After the defeat of the Romans, the tranquillity of the Fatimite caliphs was invaded by the Turks. One of the lieutenants of Malek Shah, Atsiz the Carizmian, marched into Syria at the head of a powerful army, and reduced Damascus by famine and the sword. Hems, and the other cities of the province, acknowledged the caliph of Bagdad and the sultan of Persia; and the victorious emir advanced without resistance to the banks of the Nile: the Fatimite was preparing to fly into the heart of Africa; but the negroes of his guard and the inhabitants of Cairo made a desperate sally, and repulsed the Turk from the confines of Egypt. In his retreat he indulged the license of slaughter and rapine: the judge and notaries of Jerusalem were invited to his camp; and their execution was followed by the massacre of three thousand citizens. The cruelty or the defeat of Atsiz was soon punished by the sultan Toucush, the brother of Malek Shah, who, with a higher title and more formidable powers, asserted the dominion of Syria and Palestine. The house of Seljuk reigned about twenty years in Jerusalem; but the hereditary command of the holy city and territory was intrusted or abandoned to the emir Ortok, the chief of a tribe of Turkmans, whose children, after their expulsion from Palestine, formed two dynasties on the borders of Armenia and Assyria. The Oriental Christians and the Latin pilgrims deplored a revolution, which, instead of the regular government and old alliance of the caliphs, imposed on their necks the iron yoke of the strangers of the North.
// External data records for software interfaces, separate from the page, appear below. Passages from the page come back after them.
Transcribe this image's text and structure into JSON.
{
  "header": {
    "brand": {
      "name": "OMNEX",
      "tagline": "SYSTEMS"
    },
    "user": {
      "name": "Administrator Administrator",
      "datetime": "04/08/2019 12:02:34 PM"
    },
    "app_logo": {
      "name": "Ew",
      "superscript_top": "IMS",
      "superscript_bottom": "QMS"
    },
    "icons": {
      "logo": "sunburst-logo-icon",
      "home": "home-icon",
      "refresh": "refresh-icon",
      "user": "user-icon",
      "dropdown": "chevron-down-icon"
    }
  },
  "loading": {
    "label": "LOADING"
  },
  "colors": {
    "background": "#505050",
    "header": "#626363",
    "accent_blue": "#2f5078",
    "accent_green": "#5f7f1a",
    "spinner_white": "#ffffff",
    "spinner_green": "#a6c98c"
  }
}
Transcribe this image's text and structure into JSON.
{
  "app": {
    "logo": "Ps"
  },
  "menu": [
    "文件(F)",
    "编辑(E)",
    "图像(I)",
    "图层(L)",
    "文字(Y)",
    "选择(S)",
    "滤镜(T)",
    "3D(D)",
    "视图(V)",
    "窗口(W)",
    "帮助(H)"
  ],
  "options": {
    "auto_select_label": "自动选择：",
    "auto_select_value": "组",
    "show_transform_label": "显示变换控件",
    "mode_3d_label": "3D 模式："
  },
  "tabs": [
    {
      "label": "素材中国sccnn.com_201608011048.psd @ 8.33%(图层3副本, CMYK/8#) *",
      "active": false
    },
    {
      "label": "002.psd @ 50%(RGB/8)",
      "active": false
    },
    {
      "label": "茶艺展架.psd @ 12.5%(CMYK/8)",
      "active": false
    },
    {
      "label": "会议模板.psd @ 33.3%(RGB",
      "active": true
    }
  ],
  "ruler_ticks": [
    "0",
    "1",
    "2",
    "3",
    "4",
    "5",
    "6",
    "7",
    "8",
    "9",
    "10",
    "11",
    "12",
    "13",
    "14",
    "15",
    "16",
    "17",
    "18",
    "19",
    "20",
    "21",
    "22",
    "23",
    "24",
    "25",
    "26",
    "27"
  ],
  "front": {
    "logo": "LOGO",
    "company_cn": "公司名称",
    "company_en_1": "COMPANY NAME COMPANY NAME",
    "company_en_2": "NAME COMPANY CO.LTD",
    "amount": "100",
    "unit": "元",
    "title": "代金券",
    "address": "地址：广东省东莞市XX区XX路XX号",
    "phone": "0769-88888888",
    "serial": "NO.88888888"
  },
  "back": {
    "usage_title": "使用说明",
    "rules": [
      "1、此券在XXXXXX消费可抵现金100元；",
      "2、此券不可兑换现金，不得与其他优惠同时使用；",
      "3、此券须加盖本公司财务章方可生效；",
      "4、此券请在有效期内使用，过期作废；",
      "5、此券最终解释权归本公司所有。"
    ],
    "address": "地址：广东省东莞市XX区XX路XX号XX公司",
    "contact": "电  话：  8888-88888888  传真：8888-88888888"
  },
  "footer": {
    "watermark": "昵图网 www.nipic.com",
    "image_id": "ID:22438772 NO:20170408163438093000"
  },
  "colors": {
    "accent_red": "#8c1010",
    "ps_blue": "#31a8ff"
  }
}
In his court and camp the great sultan had adopted in some degree the arts and manners of Persia; but the body of the Turkish nation, and more especially the pastoral tribes, still breathed the fierceness of the desert. From Nice to Jerusalem, the western countries of Asia were a scene of foreign and domestic hostility; and the shepherds of Palestine, who held a precarious sway on a doubtful frontier, had neither leisure nor capacity to await the slow profits of commercial and religious freedom. The pilgrims, who, through innumerable perils, had reached the gates of Jerusalem, were the victims of private rapine or public oppression, and often sunk under the pressure of famine and disease, before they were permitted to salute the holy sepulchre. A spirit of native barbarism, or recent zeal, prompted the Turkmans to insult the clergy of every sect: the patriarch was dragged by the hair along the pavement, and cast into a dungeon, to extort a ransom from the sympathy of his flock; and the divine worship in the church of the Resurrection was often disturbed by the savage rudeness of its masters. The pathetic tale excited the millions of the West to march under the standard of the cross to the relief of the Holy Land; and yet how trifling is the sum of these accumulated evils, if compared with the single act of the sacrilege of Hakem, which had been so patiently endured by the Latin Christians! A slighter provocation inflamed the more irascible temper of their descendants: a new spirit had arisen of religious chivalry and papal dominion; a nerve was touched of exquisite feeling; and the sensation vibrated to the heart of Europe.